__Records excerpted from a collection__
====================

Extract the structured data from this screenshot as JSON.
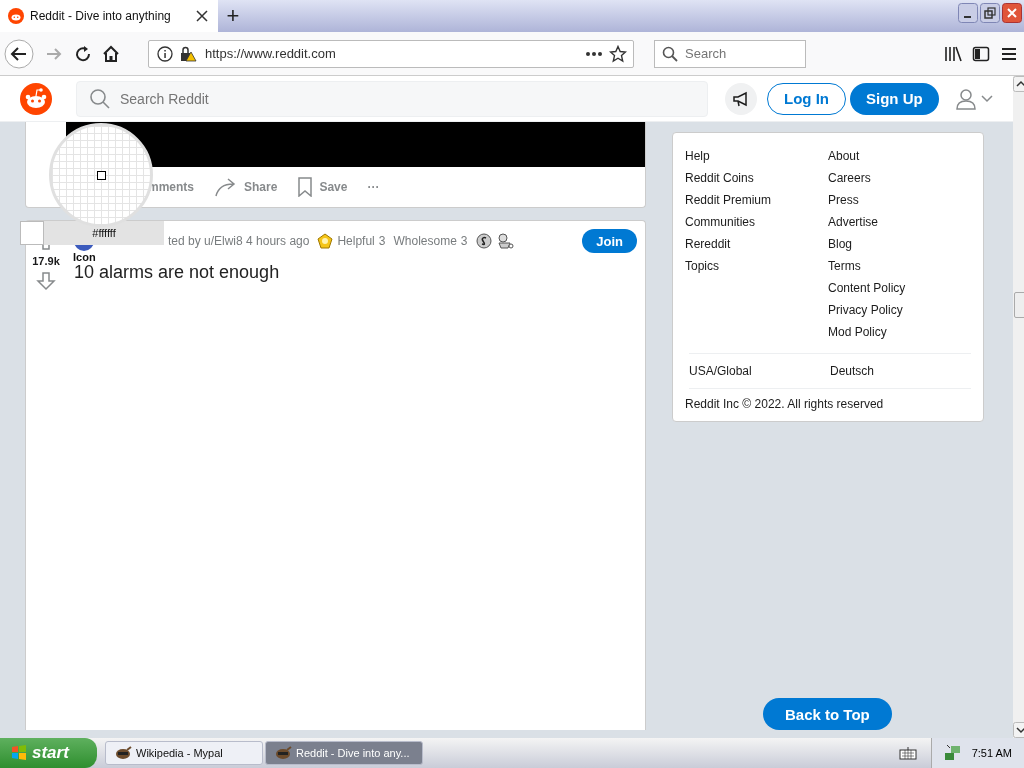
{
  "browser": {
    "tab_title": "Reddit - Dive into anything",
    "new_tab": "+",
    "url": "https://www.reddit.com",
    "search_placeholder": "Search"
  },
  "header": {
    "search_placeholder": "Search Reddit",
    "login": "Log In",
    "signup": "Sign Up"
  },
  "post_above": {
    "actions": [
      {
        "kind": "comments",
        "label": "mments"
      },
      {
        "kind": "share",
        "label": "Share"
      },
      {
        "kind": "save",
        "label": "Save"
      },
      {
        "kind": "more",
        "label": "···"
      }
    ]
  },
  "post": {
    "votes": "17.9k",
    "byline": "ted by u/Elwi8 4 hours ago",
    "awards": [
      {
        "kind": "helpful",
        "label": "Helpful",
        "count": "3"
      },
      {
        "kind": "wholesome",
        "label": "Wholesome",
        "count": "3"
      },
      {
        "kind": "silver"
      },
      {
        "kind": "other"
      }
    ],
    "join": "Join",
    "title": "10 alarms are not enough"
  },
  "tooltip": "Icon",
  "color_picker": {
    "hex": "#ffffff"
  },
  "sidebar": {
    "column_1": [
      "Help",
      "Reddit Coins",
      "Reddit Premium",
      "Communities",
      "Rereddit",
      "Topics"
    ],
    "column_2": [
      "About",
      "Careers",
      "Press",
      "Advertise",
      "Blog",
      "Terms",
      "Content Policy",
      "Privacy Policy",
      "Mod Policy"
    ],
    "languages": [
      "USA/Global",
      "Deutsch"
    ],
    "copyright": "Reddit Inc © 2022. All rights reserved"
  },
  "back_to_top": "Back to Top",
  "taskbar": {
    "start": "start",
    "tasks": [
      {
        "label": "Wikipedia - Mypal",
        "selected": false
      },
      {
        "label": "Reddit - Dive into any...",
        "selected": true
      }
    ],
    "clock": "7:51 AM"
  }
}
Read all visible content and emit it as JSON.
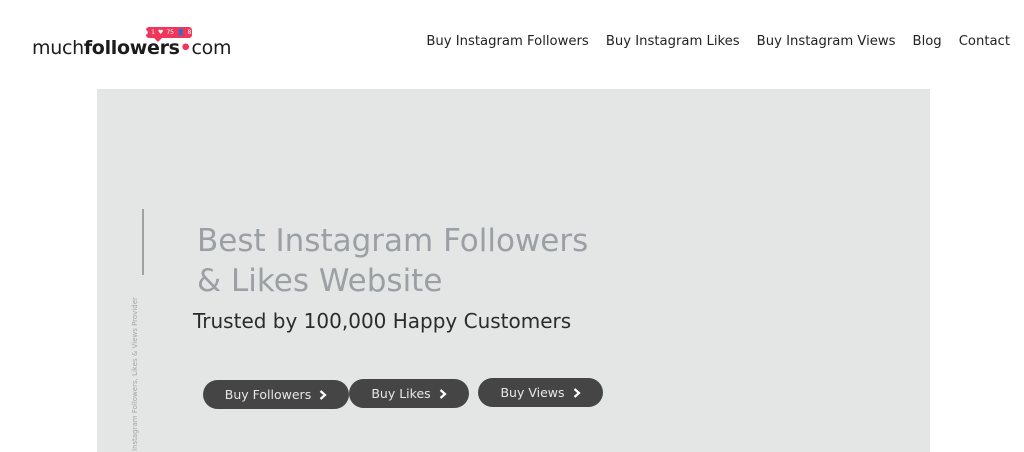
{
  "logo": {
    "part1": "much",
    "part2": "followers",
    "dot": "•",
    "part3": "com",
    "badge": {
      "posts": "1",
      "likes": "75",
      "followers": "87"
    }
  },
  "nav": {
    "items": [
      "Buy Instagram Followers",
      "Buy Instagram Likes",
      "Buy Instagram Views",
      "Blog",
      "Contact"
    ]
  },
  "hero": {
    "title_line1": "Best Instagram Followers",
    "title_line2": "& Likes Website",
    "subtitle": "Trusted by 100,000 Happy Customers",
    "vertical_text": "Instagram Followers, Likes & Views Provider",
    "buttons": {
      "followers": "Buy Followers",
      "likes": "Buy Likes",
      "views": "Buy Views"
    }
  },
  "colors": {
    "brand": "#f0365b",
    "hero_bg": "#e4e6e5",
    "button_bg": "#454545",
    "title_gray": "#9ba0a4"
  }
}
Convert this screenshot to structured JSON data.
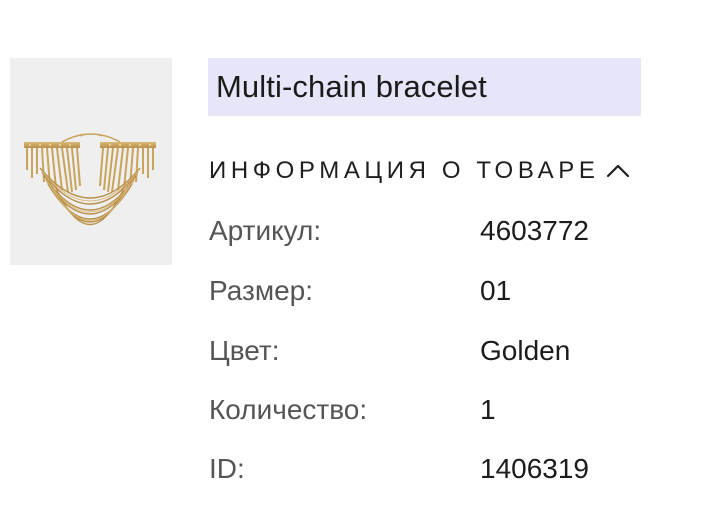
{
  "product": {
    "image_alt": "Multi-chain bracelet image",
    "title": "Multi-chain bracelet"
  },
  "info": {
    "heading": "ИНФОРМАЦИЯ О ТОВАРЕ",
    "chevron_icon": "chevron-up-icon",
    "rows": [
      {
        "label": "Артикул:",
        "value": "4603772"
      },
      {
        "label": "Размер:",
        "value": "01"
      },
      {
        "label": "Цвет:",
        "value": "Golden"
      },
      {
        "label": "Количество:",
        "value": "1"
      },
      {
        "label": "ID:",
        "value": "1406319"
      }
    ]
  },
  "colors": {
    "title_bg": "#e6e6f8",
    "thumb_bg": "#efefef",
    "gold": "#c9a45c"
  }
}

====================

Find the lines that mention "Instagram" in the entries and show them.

__THE ANSWER__
      "Buy Instagram Followers",
      "Buy Instagram Likes",
      "Buy Instagram Views",
    "title_line1": "Best Instagram Followers",
    "vertical_text": "Instagram Followers, Likes & Views Provider",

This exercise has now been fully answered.